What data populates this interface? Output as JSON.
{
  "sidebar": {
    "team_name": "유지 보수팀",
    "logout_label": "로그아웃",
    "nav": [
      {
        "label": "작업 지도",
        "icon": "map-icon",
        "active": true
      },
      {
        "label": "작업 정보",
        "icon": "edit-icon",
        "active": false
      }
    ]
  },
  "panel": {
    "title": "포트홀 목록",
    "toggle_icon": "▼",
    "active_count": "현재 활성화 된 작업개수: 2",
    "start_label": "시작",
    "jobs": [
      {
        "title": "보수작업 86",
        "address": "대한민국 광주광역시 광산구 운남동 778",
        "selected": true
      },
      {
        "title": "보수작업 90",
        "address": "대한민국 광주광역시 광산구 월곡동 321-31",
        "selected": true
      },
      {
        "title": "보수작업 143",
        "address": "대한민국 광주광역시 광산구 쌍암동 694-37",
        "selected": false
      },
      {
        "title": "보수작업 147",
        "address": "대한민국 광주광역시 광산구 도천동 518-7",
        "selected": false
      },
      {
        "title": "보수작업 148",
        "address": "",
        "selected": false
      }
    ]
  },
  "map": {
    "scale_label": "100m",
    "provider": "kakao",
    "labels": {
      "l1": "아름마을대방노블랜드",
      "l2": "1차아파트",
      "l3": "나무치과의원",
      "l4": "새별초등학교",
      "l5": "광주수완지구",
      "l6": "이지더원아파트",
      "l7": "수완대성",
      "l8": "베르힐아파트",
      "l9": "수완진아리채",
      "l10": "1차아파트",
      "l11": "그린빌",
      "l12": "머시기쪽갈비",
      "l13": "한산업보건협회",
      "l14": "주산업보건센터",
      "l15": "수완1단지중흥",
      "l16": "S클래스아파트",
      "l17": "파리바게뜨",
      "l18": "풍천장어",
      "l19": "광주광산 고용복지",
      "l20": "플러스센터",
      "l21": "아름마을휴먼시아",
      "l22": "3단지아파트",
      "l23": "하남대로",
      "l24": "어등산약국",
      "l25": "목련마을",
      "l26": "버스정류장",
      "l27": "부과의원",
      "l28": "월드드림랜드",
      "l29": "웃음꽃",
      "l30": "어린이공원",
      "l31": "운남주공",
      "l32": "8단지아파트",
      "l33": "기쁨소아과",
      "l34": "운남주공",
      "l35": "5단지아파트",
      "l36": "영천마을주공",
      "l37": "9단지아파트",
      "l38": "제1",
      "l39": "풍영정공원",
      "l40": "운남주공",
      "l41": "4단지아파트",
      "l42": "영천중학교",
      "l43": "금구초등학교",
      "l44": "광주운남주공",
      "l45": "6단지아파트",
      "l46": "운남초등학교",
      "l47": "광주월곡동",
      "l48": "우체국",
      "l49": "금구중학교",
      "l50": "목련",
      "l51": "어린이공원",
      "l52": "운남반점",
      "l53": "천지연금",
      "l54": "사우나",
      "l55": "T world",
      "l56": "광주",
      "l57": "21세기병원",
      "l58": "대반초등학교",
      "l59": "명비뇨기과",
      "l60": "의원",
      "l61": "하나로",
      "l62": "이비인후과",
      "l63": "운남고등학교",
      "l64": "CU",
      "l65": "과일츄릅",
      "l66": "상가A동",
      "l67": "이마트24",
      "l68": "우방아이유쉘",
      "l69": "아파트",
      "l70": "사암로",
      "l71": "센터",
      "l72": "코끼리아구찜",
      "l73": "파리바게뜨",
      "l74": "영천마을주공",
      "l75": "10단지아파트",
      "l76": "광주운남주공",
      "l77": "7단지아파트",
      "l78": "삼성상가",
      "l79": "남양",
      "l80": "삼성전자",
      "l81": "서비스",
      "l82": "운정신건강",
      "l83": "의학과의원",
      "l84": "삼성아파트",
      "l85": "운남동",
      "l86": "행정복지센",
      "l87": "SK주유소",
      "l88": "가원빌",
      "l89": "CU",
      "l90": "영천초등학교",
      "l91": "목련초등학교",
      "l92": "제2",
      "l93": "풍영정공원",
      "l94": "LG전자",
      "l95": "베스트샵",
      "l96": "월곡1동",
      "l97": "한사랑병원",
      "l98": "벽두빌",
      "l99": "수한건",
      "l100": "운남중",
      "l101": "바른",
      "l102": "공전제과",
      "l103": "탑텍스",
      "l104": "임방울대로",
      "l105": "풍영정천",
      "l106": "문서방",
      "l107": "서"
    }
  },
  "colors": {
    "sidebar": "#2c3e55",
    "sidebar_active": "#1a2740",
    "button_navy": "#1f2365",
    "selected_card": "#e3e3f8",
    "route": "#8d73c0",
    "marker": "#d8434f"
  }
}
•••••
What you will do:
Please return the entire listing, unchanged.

Reply to the task:
What data populates this interface? Output as JSON.
{
  "sidebar": {
    "team_name": "유지 보수팀",
    "logout_label": "로그아웃",
    "nav": [
      {
        "label": "작업 지도",
        "icon": "map-icon",
        "active": true
      },
      {
        "label": "작업 정보",
        "icon": "edit-icon",
        "active": false
      }
    ]
  },
  "panel": {
    "title": "포트홀 목록",
    "toggle_icon": "▼",
    "active_count": "현재 활성화 된 작업개수: 2",
    "start_label": "시작",
    "jobs": [
      {
        "title": "보수작업 86",
        "address": "대한민국 광주광역시 광산구 운남동 778",
        "selected": true
      },
      {
        "title": "보수작업 90",
        "address": "대한민국 광주광역시 광산구 월곡동 321-31",
        "selected": true
      },
      {
        "title": "보수작업 143",
        "address": "대한민국 광주광역시 광산구 쌍암동 694-37",
        "selected": false
      },
      {
        "title": "보수작업 147",
        "address": "대한민국 광주광역시 광산구 도천동 518-7",
        "selected": false
      },
      {
        "title": "보수작업 148",
        "address": "",
        "selected": false
      }
    ]
  },
  "map": {
    "scale_label": "100m",
    "provider": "kakao",
    "labels": {
      "l1": "아름마을대방노블랜드",
      "l2": "1차아파트",
      "l3": "나무치과의원",
      "l4": "새별초등학교",
      "l5": "광주수완지구",
      "l6": "이지더원아파트",
      "l7": "수완대성",
      "l8": "베르힐아파트",
      "l9": "수완진아리채",
      "l10": "1차아파트",
      "l11": "그린빌",
      "l12": "머시기쪽갈비",
      "l13": "한산업보건협회",
      "l14": "주산업보건센터",
      "l15": "수완1단지중흥",
      "l16": "S클래스아파트",
      "l17": "파리바게뜨",
      "l18": "풍천장어",
      "l19": "광주광산 고용복지",
      "l20": "플러스센터",
      "l21": "아름마을휴먼시아",
      "l22": "3단지아파트",
      "l23": "하남대로",
      "l24": "어등산약국",
      "l25": "목련마을",
      "l26": "버스정류장",
      "l27": "부과의원",
      "l28": "월드드림랜드",
      "l29": "웃음꽃",
      "l30": "어린이공원",
      "l31": "운남주공",
      "l32": "8단지아파트",
      "l33": "기쁨소아과",
      "l34": "운남주공",
      "l35": "5단지아파트",
      "l36": "영천마을주공",
      "l37": "9단지아파트",
      "l38": "제1",
      "l39": "풍영정공원",
      "l40": "운남주공",
      "l41": "4단지아파트",
      "l42": "영천중학교",
      "l43": "금구초등학교",
      "l44": "광주운남주공",
      "l45": "6단지아파트",
      "l46": "운남초등학교",
      "l47": "광주월곡동",
      "l48": "우체국",
      "l49": "금구중학교",
      "l50": "목련",
      "l51": "어린이공원",
      "l52": "운남반점",
      "l53": "천지연금",
      "l54": "사우나",
      "l55": "T world",
      "l56": "광주",
      "l57": "21세기병원",
      "l58": "대반초등학교",
      "l59": "명비뇨기과",
      "l60": "의원",
      "l61": "하나로",
      "l62": "이비인후과",
      "l63": "운남고등학교",
      "l64": "CU",
      "l65": "과일츄릅",
      "l66": "상가A동",
      "l67": "이마트24",
      "l68": "우방아이유쉘",
      "l69": "아파트",
      "l70": "사암로",
      "l71": "센터",
      "l72": "코끼리아구찜",
      "l73": "파리바게뜨",
      "l74": "영천마을주공",
      "l75": "10단지아파트",
      "l76": "광주운남주공",
      "l77": "7단지아파트",
      "l78": "삼성상가",
      "l79": "남양",
      "l80": "삼성전자",
      "l81": "서비스",
      "l82": "운정신건강",
      "l83": "의학과의원",
      "l84": "삼성아파트",
      "l85": "운남동",
      "l86": "행정복지센",
      "l87": "SK주유소",
      "l88": "가원빌",
      "l89": "CU",
      "l90": "영천초등학교",
      "l91": "목련초등학교",
      "l92": "제2",
      "l93": "풍영정공원",
      "l94": "LG전자",
      "l95": "베스트샵",
      "l96": "월곡1동",
      "l97": "한사랑병원",
      "l98": "벽두빌",
      "l99": "수한건",
      "l100": "운남중",
      "l101": "바른",
      "l102": "공전제과",
      "l103": "탑텍스",
      "l104": "임방울대로",
      "l105": "풍영정천",
      "l106": "문서방",
      "l107": "서"
    }
  },
  "colors": {
    "sidebar": "#2c3e55",
    "sidebar_active": "#1a2740",
    "button_navy": "#1f2365",
    "selected_card": "#e3e3f8",
    "route": "#8d73c0",
    "marker": "#d8434f"
  }
}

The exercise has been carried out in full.